From ugly stains to peeling paint to sagging ceilings, you have a problem bigger than aesthetics alone.
So, the obvious first step is to find the source of the water intrusion and fix that. Only then does it make any sense to proceed with the plaster repair.
In my experience, there are several common sources for leaks.
Plumbing leaks. If you can fix plumbing, you are ahead of the game. Otherwise, bring a professional in and get it done right. This may result in a hole or series of holes in your plaster. This can be disheartening, but they are not all that difficult to repair.
Roof leaks. There is hardly an old house that hasn’t been visited by this accident one or more times. Usually it is the ceiling where the damage shows up. If you are lucky, you may only have some stains or a little peeling paint. But you may also have a larger problem, like pronounced sagging.
Water coming through the walls. When an exterior wall is masonry, like stone or brick, it can happen that water will wick through the wall and into the plaster coat on the inside. So you get bubbling of paint and powdering of the plaster, maybe even loosening of some of the veneer coat (outermost plaster layer).
Sometimes the root of the problem is defective rain gutters spilling water onto the wall. On wood framed walls, water can leak in around windows sometimes, showing up as stains, flaking, etc.
Now, about remedies.
First of all, as a do it yourselfer, you can do a perfectly adequate job of repairing your plaster using drywall compound and drywall tape. If you do it right, and you have dealt properly with the water sources, your plaster repair will last. You really don’t need plaster to repair plaster.
You can use all-purpose drywall mud, or “hot mud,” a setting type compound that is tougher than regular mud. With hot mud, mix small batches.

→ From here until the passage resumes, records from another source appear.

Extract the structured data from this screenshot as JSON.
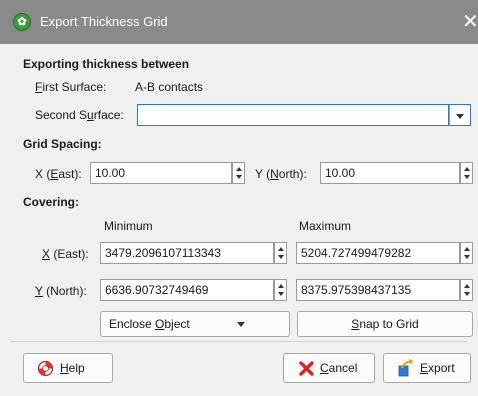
{
  "window": {
    "title": "Export Thickness Grid",
    "close_glyph": "✕",
    "app_icon": "leapfrog-app-icon"
  },
  "exporting": {
    "heading": "Exporting thickness between",
    "first_label_u": "F",
    "first_label_rest": "irst Surface:",
    "first_value": "A-B contacts",
    "second_label_pre": "Second S",
    "second_label_u": "u",
    "second_label_post": "rface:",
    "second_value": ""
  },
  "grid_spacing": {
    "heading": "Grid Spacing:",
    "x_pre": "X (",
    "x_u": "E",
    "x_post": "ast):",
    "x_value": "10.00",
    "y_pre": "Y (",
    "y_u": "N",
    "y_post": "orth):",
    "y_value": "10.00"
  },
  "covering": {
    "heading": "Covering:",
    "col_min": "Minimum",
    "col_max": "Maximum",
    "x_u": "X",
    "x_post": " (East):",
    "x_min": "3479.2096107113343",
    "x_max": "5204.727499479282",
    "y_u": "Y",
    "y_post": " (North):",
    "y_min": "6636.90732749469",
    "y_max": "8375.975398437135",
    "enclose_pre": "Enclose ",
    "enclose_u": "O",
    "enclose_post": "bject",
    "snap_u": "S",
    "snap_post": "nap to Grid"
  },
  "buttons": {
    "help_u": "H",
    "help_post": "elp",
    "cancel_u": "C",
    "cancel_post": "ancel",
    "export_u": "E",
    "export_post": "xport"
  },
  "colors": {
    "titlebar": "#8a8a8a",
    "focus_border": "#2d78c8",
    "background": "#f0f0f0"
  }
}
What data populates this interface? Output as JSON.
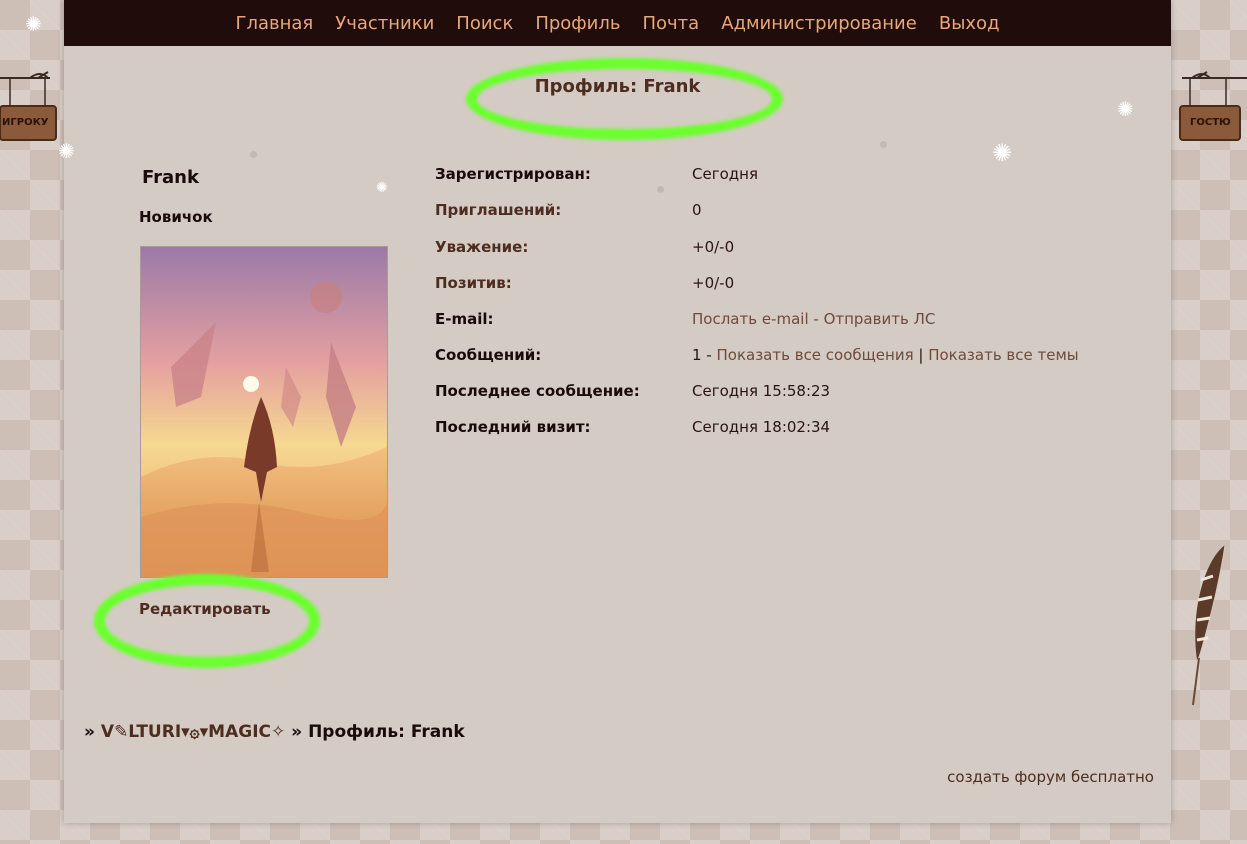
{
  "nav": {
    "items": [
      {
        "label": "Главная"
      },
      {
        "label": "Участники"
      },
      {
        "label": "Поиск"
      },
      {
        "label": "Профиль"
      },
      {
        "label": "Почта"
      },
      {
        "label": "Администрирование"
      },
      {
        "label": "Выход"
      }
    ]
  },
  "page_title": "Профиль: Frank",
  "user": {
    "name": "Frank",
    "rank": "Новичок",
    "edit_label": "Редактировать"
  },
  "info": {
    "registered": {
      "label": "Зарегистрирован:",
      "value": "Сегодня"
    },
    "invites": {
      "label": "Приглашений:",
      "value": "0"
    },
    "respect": {
      "label": "Уважение:",
      "value": "+0/-0"
    },
    "positive": {
      "label": "Позитив:",
      "value": "+0/-0"
    },
    "email": {
      "label": "E-mail:",
      "link1": "Послать e-mail",
      "sep": " - ",
      "link2": "Отправить ЛС"
    },
    "posts": {
      "label": "Сообщений:",
      "count": "1",
      "sep1": " - ",
      "link1": "Показать все сообщения",
      "sep2": " | ",
      "link2": "Показать все темы"
    },
    "last_post": {
      "label": "Последнее сообщение:",
      "value": "Сегодня 15:58:23"
    },
    "last_visit": {
      "label": "Последний визит:",
      "value": "Сегодня 18:02:34"
    }
  },
  "breadcrumb": {
    "prefix": "» ",
    "forum": "V✎LTURI▾۞▾MAGIC✧",
    "sep": " » ",
    "current": "Профиль: Frank"
  },
  "footer": {
    "link": "создать форум бесплатно"
  },
  "signs": {
    "left": "ИГРОКУ",
    "right": "ГОСТЮ"
  },
  "colors": {
    "nav_bg": "#200c0a",
    "nav_text": "#e8a878",
    "highlight": "#6bff2e",
    "panel_bg": "#d4cbc4"
  }
}
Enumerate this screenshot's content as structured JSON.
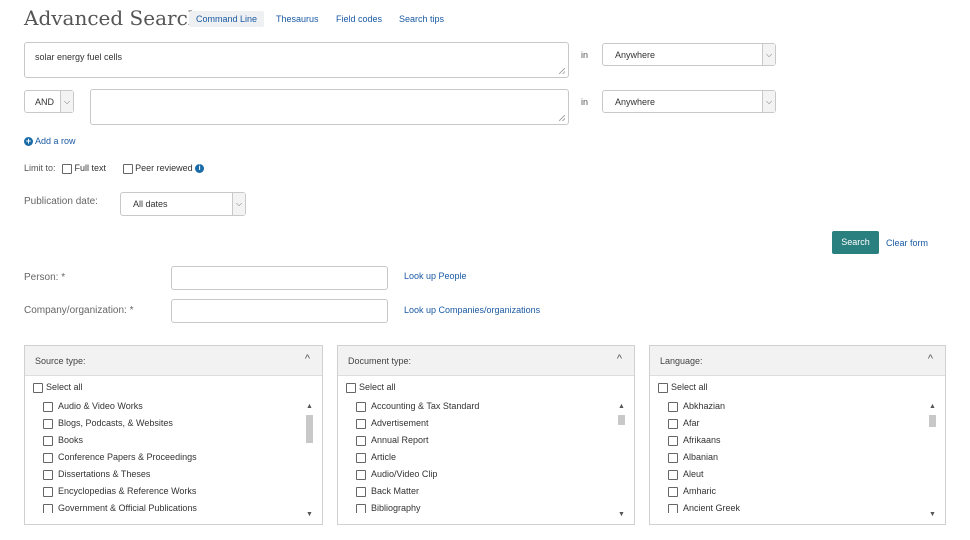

When you have completed one step, clean your tools and pan thoroughly before you mix a new batch.
Stains and peeling paint are simple to remedy. Scrape or wire brush the area, and then wipe down with a damp sponge or cloth. You have to remove all scaling material and powder. When that has dried thouroughly, paint on a stainkiller to lock in the stain and provide a tight surface for the compound to stick to.
Apply paper drywall tape to any cracks and give them two successive coats, at a minimum.
Larger holes require backing. If there is no place to fasten a patch, you have to put in backing. 1 X 4 boards or plywood strips can be screwed in place and thin drywall screwed to it. Shim if necessary first so the drywall is level with the surrounding plaster. Fill around the edges with hot mud and tape the whole perimeter. Skim coat the taped edges until all is flat.
If the plaster is sagging, you will have to remove it and replace it with thin drywall as described above. Over wood lath, this is pretty easy. If your plaster is the kind with gypsum style plaster lath, and more than the veneer coat is sagging, saw out the sagged area and replace with drywall, etc.
On exterior masonry walls, the water problem may be solved by a thorough cleaning first, then the application of a special sealer. It might be good to consult with a professional. Replace any defective gutters. Then, inside, scrape all loose/powdered plaster. Wipe off dust, etc. Dampen depressions and fill with one or more coats of hot mud as needed.
If you can repair your damaged plaster yourself, you have gained valuable experience and saved yourself money in the process. And … you get to admire your handiwork!